His long struggle with hearing loss and tinnitus robbed him of the ability to enjoy that for which he was best-known…music.  I do not know what caused the problems, but it is one with which many struggle in varying ways.  Composers and musicians have written over the centuries of constant ringing, swooshing noises, voices being rendered an irritant, sleep being difficult to come by.  I have first-hand experience with this issue…I have been dealing with tinnitus since I was in my twenties.

Most likely, it was brought about by music which was too loud and headphones in the studio turned up too much.  Fortunately, it has not rendered the music and voices I want to hear painful or annoying, but it does mean birds are sometimes not audible, soft musical passages require greater concentration, and I ask people to repeat things more than I used to.  (Just ask my wife!)  So before I go any further, take care of your hearing.  As the song says, “You don’t know what you’ve got ’til it’s gone.”

Some of this came up in a recent discussion with musicians about the difference between recorded music and live performance.  While it is amazing to be able to hear musicians from all over the world on demand, how much more exciting and satisfying it is to SEE them making the music?  To experience the joy that comes in a performance of a Beethoven symphony, or watching the silent communication during a Haydn string quartet?

Megan Garber analyzed how we manipulate our sound in Sonic Boom: How Digital Technology is Transforming Our Relationship with Sound.  She said, “As Trevor Pinch, a professor of Science and Technology Studies at Cornell, put it to me: “Sound has become more thing-like—it’s become more mediated by technology.” We may not have earlids; earbuds, however, get us pretty close.”

I spend much of my day wearing headphones as part of my work, but it is both a blessing and a curse.
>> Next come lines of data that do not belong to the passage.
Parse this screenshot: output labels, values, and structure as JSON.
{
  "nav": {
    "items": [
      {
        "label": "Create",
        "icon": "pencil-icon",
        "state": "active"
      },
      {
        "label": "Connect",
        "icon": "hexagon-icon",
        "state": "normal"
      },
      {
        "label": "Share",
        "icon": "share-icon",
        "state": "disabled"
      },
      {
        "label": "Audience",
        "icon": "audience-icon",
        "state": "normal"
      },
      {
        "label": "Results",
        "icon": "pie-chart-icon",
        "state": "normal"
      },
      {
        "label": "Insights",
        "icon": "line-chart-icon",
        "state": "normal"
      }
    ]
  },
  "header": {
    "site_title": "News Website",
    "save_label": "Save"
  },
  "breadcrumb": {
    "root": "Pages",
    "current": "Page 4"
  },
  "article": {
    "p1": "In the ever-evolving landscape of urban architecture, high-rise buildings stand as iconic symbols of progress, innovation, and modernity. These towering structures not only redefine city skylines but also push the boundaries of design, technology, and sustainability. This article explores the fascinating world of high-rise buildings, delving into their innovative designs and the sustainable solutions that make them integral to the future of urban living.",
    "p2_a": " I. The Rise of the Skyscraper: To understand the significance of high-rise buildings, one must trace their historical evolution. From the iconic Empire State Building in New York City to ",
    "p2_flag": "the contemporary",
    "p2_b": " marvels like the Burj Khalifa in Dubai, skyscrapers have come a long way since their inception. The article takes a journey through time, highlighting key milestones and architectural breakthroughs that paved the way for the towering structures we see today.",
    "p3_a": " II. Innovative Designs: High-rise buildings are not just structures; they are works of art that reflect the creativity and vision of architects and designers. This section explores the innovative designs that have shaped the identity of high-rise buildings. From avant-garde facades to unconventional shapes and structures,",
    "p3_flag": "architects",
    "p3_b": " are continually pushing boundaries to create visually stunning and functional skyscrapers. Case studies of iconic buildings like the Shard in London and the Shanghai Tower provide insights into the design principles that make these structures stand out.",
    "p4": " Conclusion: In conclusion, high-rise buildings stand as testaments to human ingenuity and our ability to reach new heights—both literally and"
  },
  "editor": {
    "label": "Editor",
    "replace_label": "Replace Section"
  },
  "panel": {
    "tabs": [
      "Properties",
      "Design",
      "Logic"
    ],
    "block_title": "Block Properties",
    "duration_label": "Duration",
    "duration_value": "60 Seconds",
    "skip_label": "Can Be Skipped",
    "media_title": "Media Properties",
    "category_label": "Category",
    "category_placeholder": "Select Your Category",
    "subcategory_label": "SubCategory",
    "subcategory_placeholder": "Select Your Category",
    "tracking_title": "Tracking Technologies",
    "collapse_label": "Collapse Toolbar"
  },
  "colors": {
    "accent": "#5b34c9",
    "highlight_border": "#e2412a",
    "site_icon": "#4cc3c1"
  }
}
It is how I do much of my job, but it also means I spend much of the day in isolation. Fortunately, my job also brings me into regular contact with amazing musicians who spend their lives bringing music off the page and into our lives. Radio and recordings allow you to experience the joy of music every day, but make sure you give your ears a break and a treat. Listen to the world around you – and head to the concert hall to get the full experience.

Read Even Beautiful Music May Pose Hearing Loss Risk to Pros  (Reuters)

Read Sonic Boom: How Digital Technology is Transforming Our Relationship with Sound. (The Atlantic)

Comments
  • Eric Jelle

    Thank you for remembering Mark in this practically unknown realm of medical solutions for more rare ailments in this category of struggle for musicians.

    • Boyce Lancaster

      It is my pleasure. It was my privilege to hear him play many times. Mark was always a fabulous ambassador for music. He is missed.

      Boyce Lancaster